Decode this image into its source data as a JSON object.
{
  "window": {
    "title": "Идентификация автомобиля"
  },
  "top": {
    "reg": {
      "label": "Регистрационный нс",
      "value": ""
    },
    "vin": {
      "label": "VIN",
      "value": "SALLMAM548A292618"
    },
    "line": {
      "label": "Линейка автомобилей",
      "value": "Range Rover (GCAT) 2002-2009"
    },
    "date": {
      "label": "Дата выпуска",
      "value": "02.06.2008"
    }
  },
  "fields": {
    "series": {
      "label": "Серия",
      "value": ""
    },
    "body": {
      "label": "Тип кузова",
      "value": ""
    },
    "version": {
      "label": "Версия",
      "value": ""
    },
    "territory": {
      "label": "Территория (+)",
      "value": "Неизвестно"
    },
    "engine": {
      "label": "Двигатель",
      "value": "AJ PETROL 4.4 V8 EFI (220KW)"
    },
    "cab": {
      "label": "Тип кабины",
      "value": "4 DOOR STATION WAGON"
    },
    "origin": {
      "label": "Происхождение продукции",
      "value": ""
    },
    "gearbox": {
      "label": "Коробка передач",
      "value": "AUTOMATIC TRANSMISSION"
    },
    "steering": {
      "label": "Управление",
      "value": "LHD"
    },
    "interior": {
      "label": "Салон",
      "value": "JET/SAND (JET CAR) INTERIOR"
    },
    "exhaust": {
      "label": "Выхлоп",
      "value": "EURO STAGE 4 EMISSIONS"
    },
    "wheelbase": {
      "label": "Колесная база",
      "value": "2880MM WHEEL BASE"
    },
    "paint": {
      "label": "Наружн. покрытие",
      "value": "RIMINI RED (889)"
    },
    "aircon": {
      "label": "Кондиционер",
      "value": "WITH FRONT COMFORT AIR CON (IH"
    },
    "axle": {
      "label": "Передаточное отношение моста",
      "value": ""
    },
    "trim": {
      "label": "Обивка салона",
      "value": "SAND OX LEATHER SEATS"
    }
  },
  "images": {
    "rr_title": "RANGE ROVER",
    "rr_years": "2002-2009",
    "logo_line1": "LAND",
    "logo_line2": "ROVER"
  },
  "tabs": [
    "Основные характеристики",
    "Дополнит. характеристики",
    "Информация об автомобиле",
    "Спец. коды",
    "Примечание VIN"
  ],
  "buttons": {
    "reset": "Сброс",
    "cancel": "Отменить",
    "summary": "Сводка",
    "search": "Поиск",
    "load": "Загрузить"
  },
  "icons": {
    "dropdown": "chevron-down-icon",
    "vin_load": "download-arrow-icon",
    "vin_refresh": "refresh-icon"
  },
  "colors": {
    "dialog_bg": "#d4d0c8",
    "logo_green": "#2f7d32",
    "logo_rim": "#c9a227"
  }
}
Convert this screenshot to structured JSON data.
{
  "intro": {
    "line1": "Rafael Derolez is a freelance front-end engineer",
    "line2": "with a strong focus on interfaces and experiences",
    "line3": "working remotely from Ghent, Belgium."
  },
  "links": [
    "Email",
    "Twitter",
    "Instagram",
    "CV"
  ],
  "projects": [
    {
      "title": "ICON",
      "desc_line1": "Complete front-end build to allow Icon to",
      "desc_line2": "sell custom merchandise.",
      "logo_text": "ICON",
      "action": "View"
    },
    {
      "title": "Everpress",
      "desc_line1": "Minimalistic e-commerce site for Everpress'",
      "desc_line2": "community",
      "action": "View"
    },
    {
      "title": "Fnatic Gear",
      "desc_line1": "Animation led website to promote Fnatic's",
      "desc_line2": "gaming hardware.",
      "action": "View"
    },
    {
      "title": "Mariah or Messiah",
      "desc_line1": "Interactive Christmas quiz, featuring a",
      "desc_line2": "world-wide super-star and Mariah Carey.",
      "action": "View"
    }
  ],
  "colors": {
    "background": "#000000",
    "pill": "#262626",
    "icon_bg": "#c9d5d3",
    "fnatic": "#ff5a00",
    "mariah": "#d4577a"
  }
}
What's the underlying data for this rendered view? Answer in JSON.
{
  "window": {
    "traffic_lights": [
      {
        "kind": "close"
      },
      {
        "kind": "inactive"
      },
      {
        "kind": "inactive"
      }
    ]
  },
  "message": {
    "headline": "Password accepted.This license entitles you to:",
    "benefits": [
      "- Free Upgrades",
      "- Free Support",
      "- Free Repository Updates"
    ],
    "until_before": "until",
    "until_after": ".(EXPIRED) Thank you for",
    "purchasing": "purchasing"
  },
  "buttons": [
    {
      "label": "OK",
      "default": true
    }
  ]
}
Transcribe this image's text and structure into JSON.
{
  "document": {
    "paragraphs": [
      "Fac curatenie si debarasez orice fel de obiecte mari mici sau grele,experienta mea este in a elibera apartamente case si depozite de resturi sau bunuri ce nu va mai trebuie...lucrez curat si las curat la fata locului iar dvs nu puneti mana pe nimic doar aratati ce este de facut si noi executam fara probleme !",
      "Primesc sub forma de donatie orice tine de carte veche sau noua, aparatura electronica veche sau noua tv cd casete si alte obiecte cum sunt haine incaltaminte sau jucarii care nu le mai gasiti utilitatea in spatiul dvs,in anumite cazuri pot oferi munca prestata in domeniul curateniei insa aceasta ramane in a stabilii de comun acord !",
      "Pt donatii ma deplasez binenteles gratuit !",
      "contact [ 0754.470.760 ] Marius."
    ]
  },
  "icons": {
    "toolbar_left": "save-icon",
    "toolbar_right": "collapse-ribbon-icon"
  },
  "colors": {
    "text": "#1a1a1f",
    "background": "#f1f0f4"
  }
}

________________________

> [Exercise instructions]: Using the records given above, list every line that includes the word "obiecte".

> [Your response]:
      "Fac curatenie si debarasez orice fel de obiecte mari mici sau grele,experienta mea este in a elibera apartamente case si depozite de resturi sau bunuri ce nu va mai trebuie...lucrez curat si las curat la fata locului iar dvs nu puneti mana pe nimic doar aratati ce este de facut si noi executam fara probleme !",
      "Primesc sub forma de donatie orice tine de carte veche sau noua, aparatura electronica veche sau noua tv cd casete si alte obiecte cum sunt haine incaltaminte sau jucarii care nu le mai gasiti utilitatea in spatiul dvs,in anumite cazuri pot oferi munca prestata in domeniul curateniei insa aceasta ramane in a stabilii de comun acord !",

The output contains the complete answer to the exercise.